» **ACTIVITY**: What's needed is an exact copy of all the data below, without pictures.

[Dataset rows for apps and sites]

__________________________________________________

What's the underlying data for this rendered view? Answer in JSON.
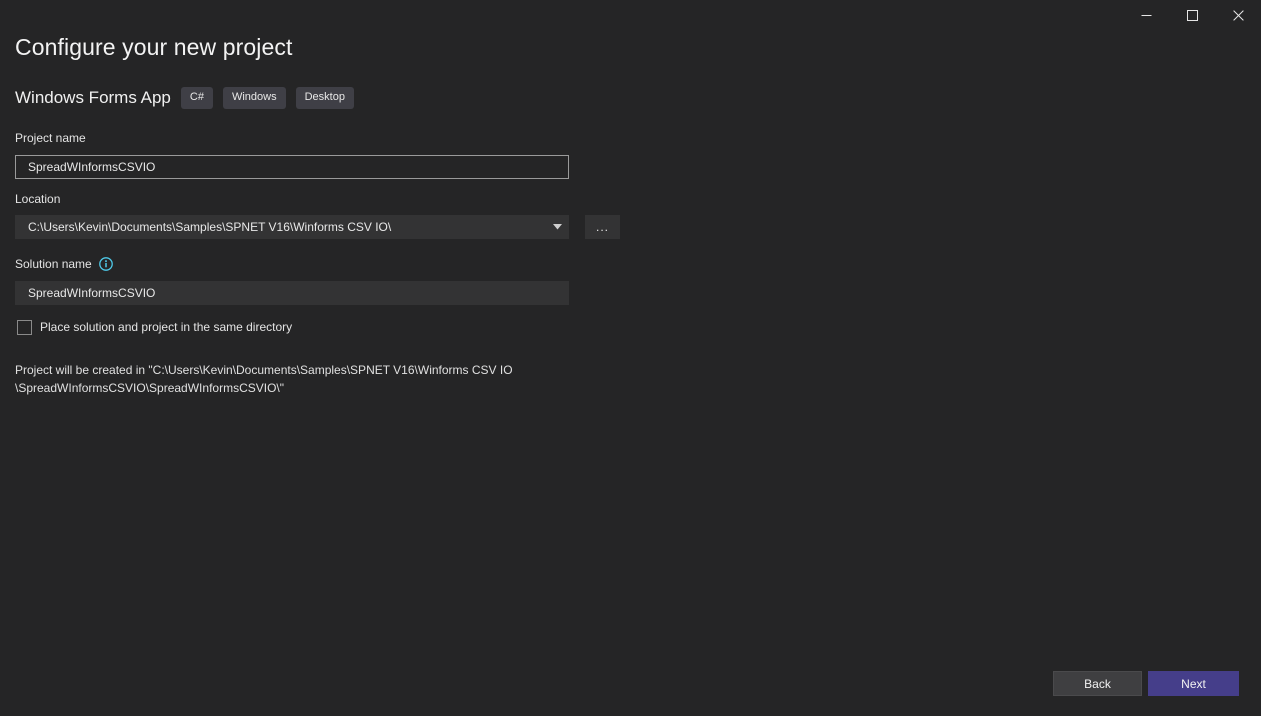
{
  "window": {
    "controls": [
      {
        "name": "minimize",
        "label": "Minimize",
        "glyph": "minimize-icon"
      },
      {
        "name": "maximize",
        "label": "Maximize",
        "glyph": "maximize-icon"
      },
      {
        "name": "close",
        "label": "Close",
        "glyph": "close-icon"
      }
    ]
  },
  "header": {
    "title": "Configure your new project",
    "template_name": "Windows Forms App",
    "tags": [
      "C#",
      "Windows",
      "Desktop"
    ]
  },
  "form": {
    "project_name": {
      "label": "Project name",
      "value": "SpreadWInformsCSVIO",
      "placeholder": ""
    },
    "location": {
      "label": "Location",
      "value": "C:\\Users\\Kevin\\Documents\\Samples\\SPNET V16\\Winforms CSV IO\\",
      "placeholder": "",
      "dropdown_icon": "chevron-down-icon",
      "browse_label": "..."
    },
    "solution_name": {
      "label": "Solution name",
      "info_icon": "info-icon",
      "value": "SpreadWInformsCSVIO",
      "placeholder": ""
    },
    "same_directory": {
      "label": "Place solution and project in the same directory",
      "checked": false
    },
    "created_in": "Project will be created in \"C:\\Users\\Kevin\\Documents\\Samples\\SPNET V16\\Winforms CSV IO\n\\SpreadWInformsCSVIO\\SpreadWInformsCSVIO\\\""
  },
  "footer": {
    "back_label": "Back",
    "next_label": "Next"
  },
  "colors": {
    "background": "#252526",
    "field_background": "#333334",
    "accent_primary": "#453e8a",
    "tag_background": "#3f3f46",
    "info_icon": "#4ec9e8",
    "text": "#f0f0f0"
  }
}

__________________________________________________

» **EXERCISE RESPONSE**:
What's the underlying data for this rendered view? Answer in JSON.
{
  "window": {
    "controls": [
      {
        "name": "minimize",
        "label": "Minimize",
        "glyph": "minimize-icon"
      },
      {
        "name": "maximize",
        "label": "Maximize",
        "glyph": "maximize-icon"
      },
      {
        "name": "close",
        "label": "Close",
        "glyph": "close-icon"
      }
    ]
  },
  "header": {
    "title": "Configure your new project",
    "template_name": "Windows Forms App",
    "tags": [
      "C#",
      "Windows",
      "Desktop"
    ]
  },
  "form": {
    "project_name": {
      "label": "Project name",
      "value": "SpreadWInformsCSVIO",
      "placeholder": ""
    },
    "location": {
      "label": "Location",
      "value": "C:\\Users\\Kevin\\Documents\\Samples\\SPNET V16\\Winforms CSV IO\\",
      "placeholder": "",
      "dropdown_icon": "chevron-down-icon",
      "browse_label": "..."
    },
    "solution_name": {
      "label": "Solution name",
      "info_icon": "info-icon",
      "value": "SpreadWInformsCSVIO",
      "placeholder": ""
    },
    "same_directory": {
      "label": "Place solution and project in the same directory",
      "checked": false
    },
    "created_in": "Project will be created in \"C:\\Users\\Kevin\\Documents\\Samples\\SPNET V16\\Winforms CSV IO\n\\SpreadWInformsCSVIO\\SpreadWInformsCSVIO\\\""
  },
  "footer": {
    "back_label": "Back",
    "next_label": "Next"
  },
  "colors": {
    "background": "#252526",
    "field_background": "#333334",
    "accent_primary": "#453e8a",
    "tag_background": "#3f3f46",
    "info_icon": "#4ec9e8",
    "text": "#f0f0f0"
  }
}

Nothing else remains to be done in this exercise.